For instance, patients must demonstrate an understanding of the procedure and the lifestyle changes they will need to make post-surgery. They also must show a commitment to long-term follow-up care.
Additionally, most programs require patients to demonstrate serious attempts to lose weight through diet and exercise before considering surgery. This often involves the patient working closely with a nutritionist or dietitian to document weight loss attempts.
Deciding on bariatric surgery requires a thorough evaluation and a commitment to a healthier lifestyle. It’s not just about meeting the medical qualifications but also about being mentally and emotionally prepared for the journey. Bariatric surgery is a valuable tool in the battle against obesity, but like any tool, its effectiveness ultimately depends on the person wielding it.
The Pros and Cons of Bariatric Surgery
As with any surgical procedure, there are advantages and potential drawbacks associated with bariatric surgery.
Is Bariatric Surgery Safe?
For the majority of patients, bariatric surgery is considered safe. According to various studies, the mortality rate for these surgeries is relatively low, around 0.1%. That said, the safety and success of the procedure largely depend on the patient’s overall health and the surgeon’s expertise.
What Are the Disadvantages of Bariatric Surgery?
While the surgery may offer considerable benefits, it also comes with potential disadvantages.
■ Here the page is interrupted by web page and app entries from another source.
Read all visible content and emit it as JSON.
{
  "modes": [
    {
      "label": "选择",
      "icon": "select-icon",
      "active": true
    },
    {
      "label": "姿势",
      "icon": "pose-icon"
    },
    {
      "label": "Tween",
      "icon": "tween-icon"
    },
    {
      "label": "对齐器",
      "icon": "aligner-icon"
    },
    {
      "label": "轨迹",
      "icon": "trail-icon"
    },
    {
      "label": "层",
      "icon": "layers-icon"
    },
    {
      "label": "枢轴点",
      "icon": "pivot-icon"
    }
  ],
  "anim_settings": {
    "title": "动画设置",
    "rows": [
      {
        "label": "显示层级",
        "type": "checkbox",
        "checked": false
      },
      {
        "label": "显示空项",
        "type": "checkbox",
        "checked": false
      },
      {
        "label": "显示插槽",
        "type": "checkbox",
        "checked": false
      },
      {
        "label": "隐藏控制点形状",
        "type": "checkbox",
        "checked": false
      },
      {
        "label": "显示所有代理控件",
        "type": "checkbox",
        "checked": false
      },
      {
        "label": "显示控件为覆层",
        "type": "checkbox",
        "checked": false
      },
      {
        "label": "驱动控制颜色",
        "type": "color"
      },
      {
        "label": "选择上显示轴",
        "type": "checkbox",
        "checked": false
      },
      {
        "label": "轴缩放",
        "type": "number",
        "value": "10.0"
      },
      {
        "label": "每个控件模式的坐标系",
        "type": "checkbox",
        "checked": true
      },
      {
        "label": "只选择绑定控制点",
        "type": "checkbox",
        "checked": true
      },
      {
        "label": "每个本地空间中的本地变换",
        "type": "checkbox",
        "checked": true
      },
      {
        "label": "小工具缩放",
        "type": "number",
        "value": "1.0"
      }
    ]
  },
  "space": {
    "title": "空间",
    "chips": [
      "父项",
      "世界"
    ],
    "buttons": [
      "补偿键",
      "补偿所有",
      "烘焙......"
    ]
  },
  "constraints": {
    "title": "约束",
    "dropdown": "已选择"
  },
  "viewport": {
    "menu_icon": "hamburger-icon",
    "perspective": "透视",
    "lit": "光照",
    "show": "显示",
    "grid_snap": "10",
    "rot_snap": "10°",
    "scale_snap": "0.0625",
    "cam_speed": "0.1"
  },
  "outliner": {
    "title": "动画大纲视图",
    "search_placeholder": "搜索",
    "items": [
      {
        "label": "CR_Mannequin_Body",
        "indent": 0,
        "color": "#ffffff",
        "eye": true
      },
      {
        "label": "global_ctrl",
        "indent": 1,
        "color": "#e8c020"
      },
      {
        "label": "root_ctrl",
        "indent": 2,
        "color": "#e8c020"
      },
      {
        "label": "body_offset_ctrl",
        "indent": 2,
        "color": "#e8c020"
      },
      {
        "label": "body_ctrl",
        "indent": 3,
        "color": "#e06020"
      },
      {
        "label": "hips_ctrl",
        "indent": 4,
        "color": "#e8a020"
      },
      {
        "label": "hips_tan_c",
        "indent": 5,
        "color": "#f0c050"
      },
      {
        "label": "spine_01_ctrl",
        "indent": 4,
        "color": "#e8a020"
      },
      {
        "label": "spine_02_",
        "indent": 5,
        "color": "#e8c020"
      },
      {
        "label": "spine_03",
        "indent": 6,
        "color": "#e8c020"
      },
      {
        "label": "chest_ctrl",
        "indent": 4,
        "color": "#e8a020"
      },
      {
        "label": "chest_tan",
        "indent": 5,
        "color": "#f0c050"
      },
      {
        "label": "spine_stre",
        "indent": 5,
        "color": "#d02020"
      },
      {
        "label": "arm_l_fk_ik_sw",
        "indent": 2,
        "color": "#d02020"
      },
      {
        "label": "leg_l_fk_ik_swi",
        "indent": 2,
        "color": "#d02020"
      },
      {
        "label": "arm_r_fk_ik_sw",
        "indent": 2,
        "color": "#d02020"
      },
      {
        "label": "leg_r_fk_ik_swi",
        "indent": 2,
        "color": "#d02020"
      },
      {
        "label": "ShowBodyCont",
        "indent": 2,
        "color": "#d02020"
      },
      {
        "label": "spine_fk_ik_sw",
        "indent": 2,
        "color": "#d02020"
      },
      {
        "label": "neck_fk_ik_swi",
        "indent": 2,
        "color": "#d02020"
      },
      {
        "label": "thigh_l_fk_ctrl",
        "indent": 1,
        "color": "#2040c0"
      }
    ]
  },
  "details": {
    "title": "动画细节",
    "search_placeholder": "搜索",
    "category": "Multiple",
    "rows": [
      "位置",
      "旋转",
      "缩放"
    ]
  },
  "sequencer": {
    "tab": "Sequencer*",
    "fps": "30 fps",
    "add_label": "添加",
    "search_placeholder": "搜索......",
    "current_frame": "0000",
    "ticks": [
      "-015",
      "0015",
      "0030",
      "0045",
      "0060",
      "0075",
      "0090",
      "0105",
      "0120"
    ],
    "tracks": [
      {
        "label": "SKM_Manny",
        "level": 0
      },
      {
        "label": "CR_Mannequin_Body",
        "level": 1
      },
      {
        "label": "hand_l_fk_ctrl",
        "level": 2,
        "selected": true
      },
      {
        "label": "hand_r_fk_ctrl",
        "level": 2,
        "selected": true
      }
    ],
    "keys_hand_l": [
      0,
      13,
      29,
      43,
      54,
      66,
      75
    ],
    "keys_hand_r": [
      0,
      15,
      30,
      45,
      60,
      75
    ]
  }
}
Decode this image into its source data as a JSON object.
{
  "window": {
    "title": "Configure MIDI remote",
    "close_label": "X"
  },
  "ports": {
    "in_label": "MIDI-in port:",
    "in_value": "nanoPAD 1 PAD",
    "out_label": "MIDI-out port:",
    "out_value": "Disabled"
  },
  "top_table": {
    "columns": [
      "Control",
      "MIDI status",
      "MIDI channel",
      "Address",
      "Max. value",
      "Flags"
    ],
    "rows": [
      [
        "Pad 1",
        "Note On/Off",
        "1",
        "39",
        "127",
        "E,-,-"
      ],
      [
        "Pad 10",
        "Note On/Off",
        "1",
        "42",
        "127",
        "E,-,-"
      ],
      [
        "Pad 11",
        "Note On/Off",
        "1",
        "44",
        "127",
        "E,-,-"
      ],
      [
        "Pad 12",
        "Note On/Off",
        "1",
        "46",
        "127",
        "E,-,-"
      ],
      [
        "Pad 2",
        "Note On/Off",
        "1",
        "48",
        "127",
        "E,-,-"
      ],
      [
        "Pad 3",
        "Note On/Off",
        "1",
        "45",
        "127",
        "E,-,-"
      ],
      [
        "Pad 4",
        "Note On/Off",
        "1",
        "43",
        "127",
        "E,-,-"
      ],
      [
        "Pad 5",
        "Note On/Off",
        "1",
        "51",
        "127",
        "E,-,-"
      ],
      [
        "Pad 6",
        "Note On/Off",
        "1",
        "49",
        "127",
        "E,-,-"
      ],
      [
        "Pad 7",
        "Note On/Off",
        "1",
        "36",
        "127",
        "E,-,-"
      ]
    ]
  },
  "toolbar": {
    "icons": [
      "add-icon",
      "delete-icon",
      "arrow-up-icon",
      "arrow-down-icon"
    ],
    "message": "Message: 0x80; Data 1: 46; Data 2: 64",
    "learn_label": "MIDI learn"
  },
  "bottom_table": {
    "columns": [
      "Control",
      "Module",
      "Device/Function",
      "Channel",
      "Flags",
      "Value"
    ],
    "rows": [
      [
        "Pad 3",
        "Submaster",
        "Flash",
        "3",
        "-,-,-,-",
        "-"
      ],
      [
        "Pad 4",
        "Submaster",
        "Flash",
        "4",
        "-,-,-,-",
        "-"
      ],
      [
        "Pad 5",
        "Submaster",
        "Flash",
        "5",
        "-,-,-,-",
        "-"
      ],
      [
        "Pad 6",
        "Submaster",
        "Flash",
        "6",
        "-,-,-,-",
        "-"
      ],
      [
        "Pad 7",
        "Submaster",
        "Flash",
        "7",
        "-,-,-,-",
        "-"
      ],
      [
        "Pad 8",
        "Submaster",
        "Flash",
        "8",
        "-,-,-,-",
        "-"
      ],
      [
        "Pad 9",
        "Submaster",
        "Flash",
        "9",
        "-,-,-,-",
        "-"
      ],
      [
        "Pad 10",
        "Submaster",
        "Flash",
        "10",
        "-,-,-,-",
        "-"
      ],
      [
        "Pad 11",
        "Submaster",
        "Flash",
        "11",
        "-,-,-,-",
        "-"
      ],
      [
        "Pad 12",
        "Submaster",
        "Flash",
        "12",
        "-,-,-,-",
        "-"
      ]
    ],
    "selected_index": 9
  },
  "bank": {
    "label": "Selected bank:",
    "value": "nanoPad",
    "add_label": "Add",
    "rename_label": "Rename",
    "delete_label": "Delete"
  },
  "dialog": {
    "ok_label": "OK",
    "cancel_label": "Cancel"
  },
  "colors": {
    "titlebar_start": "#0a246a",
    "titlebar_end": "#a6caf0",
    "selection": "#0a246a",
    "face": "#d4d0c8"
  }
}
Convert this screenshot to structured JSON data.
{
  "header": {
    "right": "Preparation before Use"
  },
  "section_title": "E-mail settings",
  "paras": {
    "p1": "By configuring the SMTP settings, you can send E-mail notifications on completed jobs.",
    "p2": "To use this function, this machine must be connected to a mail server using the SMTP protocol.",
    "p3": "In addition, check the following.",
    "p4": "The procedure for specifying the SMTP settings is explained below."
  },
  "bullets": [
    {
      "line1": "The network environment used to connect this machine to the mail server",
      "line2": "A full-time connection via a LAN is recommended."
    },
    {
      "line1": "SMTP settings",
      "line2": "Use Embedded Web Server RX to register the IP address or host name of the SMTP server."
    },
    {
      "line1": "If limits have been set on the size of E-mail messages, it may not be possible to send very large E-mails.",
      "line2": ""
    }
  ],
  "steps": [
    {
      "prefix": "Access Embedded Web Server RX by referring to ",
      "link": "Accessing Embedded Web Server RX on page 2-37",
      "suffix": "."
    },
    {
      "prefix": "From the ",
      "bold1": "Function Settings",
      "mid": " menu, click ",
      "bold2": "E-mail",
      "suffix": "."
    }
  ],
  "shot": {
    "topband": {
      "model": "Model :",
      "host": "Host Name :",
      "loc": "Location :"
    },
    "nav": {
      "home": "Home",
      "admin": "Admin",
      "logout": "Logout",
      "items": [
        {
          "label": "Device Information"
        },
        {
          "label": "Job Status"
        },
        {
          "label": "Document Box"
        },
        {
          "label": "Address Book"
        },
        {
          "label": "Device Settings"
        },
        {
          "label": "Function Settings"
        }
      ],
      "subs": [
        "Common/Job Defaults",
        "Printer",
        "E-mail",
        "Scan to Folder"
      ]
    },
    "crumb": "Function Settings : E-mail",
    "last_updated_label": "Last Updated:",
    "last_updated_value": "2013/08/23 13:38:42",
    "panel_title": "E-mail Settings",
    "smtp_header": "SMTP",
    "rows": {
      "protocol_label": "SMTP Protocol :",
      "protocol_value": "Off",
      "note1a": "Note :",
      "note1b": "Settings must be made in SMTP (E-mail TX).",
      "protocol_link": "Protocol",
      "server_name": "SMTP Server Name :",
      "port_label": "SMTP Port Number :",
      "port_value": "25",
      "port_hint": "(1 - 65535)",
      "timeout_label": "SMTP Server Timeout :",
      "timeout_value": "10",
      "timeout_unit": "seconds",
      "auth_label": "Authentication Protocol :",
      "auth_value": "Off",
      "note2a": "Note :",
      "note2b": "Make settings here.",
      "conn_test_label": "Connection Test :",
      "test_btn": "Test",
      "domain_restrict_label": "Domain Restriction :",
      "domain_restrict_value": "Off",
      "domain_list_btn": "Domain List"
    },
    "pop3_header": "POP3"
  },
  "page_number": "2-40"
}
These can include:
- Nutritional deficiencies
- Dumping syndrome, a condition that can lead to symptoms like nausea and fainting
- Psychological effects, such as anxiety or depression
- Long-term weight regain if lifestyle changes aren’t maintained
Insurance and Bariatric Surgery
An important question many have is: Do insurance companies cover bariatric surgery? Most insurance companies do provide coverage for bariatric surgery, especially when it’s medically necessary and other weight loss methods have been unsuccessful. However, policies can vary widely, so it’s vital to check with your insurer about the specifics of your plan.
Post-Procedure Recovery and Diet
How Long Does it Take to Recover From Bariatric Surgery?
Recovery time varies from person to person and depends on the type of surgery performed. Generally, it takes around 3 to 5 weeks for individuals to return to normal activities post-surgery.
What Foods Cannot Be Eaten After Bariatric Surgery?
A significant aspect of recovery is a dietary change. Certain foods cannot be eaten after bariatric surgery, including:
- Sugary foods and drinks
- High-fat foods
- Tough meats
- Bread, rice, and pasta
These can cause discomfort, poor nutrition, and weight gain, undermining the benefits of the procedure.
Well Natural Health is committed to bringing you reliable, researched, and relevant information on various health topics. Our mission is to educate our readers on their wellness journey, helping them make informed decisions about their health. All our content is thoroughly reviewed and fact-checked to ensure accuracy and credibility. Please note that this article is intended to inform and educate and is not a replacement for professional medical advice. Always consult with your healthcare provider before making decisions about your health.